Lastly, we come to the final wing of the group, Corey Webster. He is the most accomplished perimeter shooter of the foursome having placed among the league leaders of the NBL a season ago. During Media Day, Anthony Davis recalled playing against him in international competition in 2014 and was visibly impressed the Pelicans were able to bring him to camp.
Both Gentry and Demps have gone on record stating that Webster has looked really good in individual workouts, but they don't want to elaborate any futher until they have a chance to view him in a team setting. They'll get their opportunity starting today, and I have a feeling they'll like what they see.

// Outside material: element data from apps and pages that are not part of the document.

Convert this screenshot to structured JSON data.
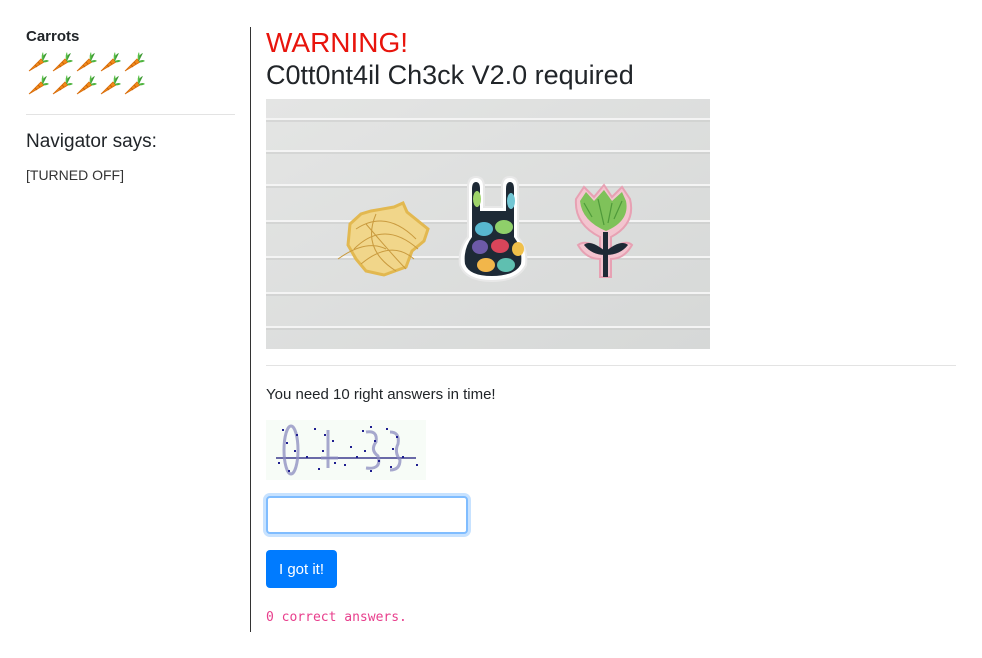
{
  "sidebar": {
    "title": "Carrots",
    "carrot_count": 10,
    "carrot_icon": "carrot-icon",
    "navigator_heading": "Navigator says:",
    "navigator_status": "[TURNED OFF]"
  },
  "main": {
    "warning": "WARNING!",
    "requirement": "C0tt0nt4il Ch3ck V2.0 required",
    "image_icon": "easter-cookie-cutters-photo",
    "instructions": "You need 10 right answers in time!",
    "captcha_icon": "captcha-image",
    "answer_value": "",
    "answer_placeholder": "",
    "submit_label": "I got it!",
    "score_text": "0 correct answers."
  },
  "colors": {
    "warning": "#e8140c",
    "button": "#007bff",
    "score": "#e83e8c",
    "focus": "#80bdff"
  }
}
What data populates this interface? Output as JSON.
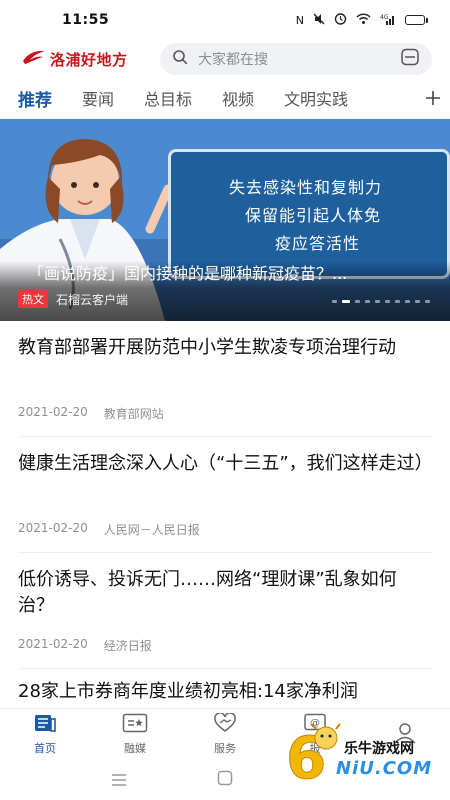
{
  "status_bar": {
    "time": "11:55",
    "signal_label": "4G"
  },
  "header": {
    "logo_text": "洛浦好地方",
    "search_placeholder": "大家都在搜"
  },
  "tabs": [
    {
      "label": "推荐",
      "active": true
    },
    {
      "label": "要闻",
      "active": false
    },
    {
      "label": "总目标",
      "active": false
    },
    {
      "label": "视频",
      "active": false
    },
    {
      "label": "文明实践",
      "active": false
    }
  ],
  "banner": {
    "board_lines": [
      "失去感染性和复制力",
      "保留能引起人体免",
      "疫应答活性"
    ],
    "title": "「画说防疫」国内接种的是哪种新冠疫苗？...",
    "tag": "热文",
    "source": "石榴云客户端"
  },
  "news": [
    {
      "title": "教育部部署开展防范中小学生欺凌专项治理行动",
      "date": "2021-02-20",
      "source": "教育部网站"
    },
    {
      "title": "健康生活理念深入人心（“十三五”，我们这样走过）",
      "date": "2021-02-20",
      "source": "人民网－人民日报"
    },
    {
      "title": "低价诱导、投诉无门……网络“理财课”乱象如何治？",
      "date": "2021-02-20",
      "source": "经济日报"
    },
    {
      "title": "28家上市券商年度业绩初亮相:14家净利润"
    }
  ],
  "bottom_nav": [
    {
      "label": "首页",
      "icon": "home-news-icon",
      "active": true
    },
    {
      "label": "融媒",
      "icon": "media-icon",
      "active": false
    },
    {
      "label": "服务",
      "icon": "service-icon",
      "active": false
    },
    {
      "label": "报",
      "icon": "report-icon",
      "active": false
    },
    {
      "label": "",
      "icon": "profile-icon",
      "active": false
    }
  ],
  "watermark": {
    "text": "乐牛游戏网",
    "sub": "NiU.COM"
  },
  "colors": {
    "accent_blue": "#1d5aa6",
    "logo_red": "#c8161d",
    "hot_tag_red": "#e8383d"
  }
}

With Webster possessing the vast experience of appearing on so many big stages, I expect him to handle the pressure of training camp better than Jones and Kilpatrick. As for Roberts, I just don't have faith he'll shoot the ball anywhere as well as Webster.
Jeff Adrien should be graded separately because I believe his biggest competition will come from himself. It's difficult to imagine the Pelicans leaving with two wings out of training camp. Either they'll just leave with one from this group and keep a roster spot free or Adrien will become the 15th member of the team.

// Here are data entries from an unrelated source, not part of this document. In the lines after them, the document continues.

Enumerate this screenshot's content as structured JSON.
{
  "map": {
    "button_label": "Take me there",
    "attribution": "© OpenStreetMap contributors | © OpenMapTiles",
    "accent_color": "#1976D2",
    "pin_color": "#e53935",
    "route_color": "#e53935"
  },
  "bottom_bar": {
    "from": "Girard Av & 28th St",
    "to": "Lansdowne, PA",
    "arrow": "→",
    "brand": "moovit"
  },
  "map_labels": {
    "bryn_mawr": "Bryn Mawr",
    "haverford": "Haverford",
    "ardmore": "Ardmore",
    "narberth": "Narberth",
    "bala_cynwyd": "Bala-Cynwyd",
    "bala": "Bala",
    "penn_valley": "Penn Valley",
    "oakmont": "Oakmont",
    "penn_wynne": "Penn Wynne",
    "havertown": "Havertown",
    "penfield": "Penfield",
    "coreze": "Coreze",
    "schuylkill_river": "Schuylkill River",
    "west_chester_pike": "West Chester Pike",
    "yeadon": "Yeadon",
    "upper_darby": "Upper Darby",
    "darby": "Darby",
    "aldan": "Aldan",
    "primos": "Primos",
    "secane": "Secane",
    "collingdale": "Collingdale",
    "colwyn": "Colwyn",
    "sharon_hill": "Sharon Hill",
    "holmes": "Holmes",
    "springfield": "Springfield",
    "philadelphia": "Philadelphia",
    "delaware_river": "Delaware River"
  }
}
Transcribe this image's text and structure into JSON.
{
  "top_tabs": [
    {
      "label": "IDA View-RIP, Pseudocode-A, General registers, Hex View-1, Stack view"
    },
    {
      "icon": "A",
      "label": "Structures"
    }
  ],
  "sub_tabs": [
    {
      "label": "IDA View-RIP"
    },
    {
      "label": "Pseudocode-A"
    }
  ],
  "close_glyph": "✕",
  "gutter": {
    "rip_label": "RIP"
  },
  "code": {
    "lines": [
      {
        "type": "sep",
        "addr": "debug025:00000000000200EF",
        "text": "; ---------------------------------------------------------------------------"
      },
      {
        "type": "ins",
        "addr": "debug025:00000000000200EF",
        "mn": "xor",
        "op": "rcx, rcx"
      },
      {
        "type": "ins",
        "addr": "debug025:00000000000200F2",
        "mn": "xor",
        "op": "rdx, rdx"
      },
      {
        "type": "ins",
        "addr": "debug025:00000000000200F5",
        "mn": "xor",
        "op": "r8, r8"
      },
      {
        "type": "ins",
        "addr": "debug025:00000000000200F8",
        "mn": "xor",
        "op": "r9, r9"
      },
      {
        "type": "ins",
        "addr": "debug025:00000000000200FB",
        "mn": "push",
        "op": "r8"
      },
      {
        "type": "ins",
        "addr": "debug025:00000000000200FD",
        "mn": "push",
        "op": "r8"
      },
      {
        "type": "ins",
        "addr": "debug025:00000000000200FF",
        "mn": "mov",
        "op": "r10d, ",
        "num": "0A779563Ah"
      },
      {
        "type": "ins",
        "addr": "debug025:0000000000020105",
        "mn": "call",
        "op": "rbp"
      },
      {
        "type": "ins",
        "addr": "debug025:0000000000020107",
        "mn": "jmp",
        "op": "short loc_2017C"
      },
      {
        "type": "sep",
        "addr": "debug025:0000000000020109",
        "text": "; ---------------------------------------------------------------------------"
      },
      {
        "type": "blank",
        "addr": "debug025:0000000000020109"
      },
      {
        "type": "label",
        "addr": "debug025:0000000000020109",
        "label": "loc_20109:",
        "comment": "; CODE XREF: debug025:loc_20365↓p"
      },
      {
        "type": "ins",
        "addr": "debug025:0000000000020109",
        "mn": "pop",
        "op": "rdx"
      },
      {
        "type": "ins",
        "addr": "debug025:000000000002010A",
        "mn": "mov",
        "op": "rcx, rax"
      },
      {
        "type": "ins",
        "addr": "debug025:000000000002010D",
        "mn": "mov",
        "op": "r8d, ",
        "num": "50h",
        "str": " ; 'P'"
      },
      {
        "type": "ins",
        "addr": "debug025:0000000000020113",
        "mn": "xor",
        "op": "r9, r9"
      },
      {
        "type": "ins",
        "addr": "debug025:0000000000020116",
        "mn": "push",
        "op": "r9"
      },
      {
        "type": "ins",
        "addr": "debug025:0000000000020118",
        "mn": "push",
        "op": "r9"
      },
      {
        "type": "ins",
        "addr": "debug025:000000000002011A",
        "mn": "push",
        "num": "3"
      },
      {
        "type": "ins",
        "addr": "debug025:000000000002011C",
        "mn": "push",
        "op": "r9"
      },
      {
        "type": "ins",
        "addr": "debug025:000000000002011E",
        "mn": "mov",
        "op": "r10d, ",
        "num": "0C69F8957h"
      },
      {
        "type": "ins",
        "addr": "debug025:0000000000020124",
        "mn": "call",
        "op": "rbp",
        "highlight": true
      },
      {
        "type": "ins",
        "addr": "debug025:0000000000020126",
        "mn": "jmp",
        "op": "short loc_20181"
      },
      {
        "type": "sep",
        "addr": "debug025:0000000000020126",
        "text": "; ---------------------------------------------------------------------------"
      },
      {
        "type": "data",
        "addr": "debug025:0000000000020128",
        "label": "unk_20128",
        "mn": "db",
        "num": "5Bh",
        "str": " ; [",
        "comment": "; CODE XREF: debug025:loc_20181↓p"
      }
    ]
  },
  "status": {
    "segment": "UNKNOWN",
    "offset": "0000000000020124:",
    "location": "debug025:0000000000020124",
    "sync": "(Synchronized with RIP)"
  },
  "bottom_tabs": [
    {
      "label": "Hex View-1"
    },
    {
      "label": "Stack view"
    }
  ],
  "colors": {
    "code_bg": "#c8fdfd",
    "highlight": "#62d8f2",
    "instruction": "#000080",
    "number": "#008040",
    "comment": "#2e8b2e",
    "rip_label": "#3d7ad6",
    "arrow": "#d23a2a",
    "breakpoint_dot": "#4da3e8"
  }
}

Here is my thought process: Gentry and the rest of the coaching staff will get a chance to evaluate Kendrick Perkins in training camp. If Perk doesn't really fit anywhere (my guess), Adrien would wind up the team's third center. He would offer the Pelicans the best chance of playing small and fast if either Davis or Ryan Anderson need to sit for any reason. Perkins, and his guaranteed contract, would remain valuable for tutelage purposes, the major reason he was brought to New Orleans in the first place. Demps alluded to this yesterday during his press conference.
Kendrick Perkins contributions will be hard to measure (ie a lot of off the court stuff)— Oleh Kosel (@Redhopeful) September 28, 2015
There really are a wide number of scenarios that could occur this week at the Greenbrier. BDJ could absolutely wow the staff and stand head and shoulders above the rest of the group, Kilpatrick could find the range and adequately defend on the other end, and CDR could pretend he's wearing a Hornet uniform again.
All of these outcomes are possible; however, I'm hedging my bets on Webster and Adrien. Their skill sets fit best among the rest of the Pelicans, so if they perform up to their abilities, they are the odds on favorite to start the regular season in New Orleans.
Dell Demps and the rest of the Pelicans organization are indeed a savvy bunch. They invited five players for two roster spots but could wind up 'controlling' four of them. Two of them, Webster and Adrien, could end up being serviceable and productive bench role players. Meanwhile Jones and Kilpatrick could further their craft in the D-League, making more money than most of their peers. Although they technically would be affiliate players (free to be signed by any one of the 30 NBA teams), the hope is the Pelicans designating a vote of confidence through a higher salary sparks a bond of loyalty in which said player would reciprocate when other teams come knocking at their doors.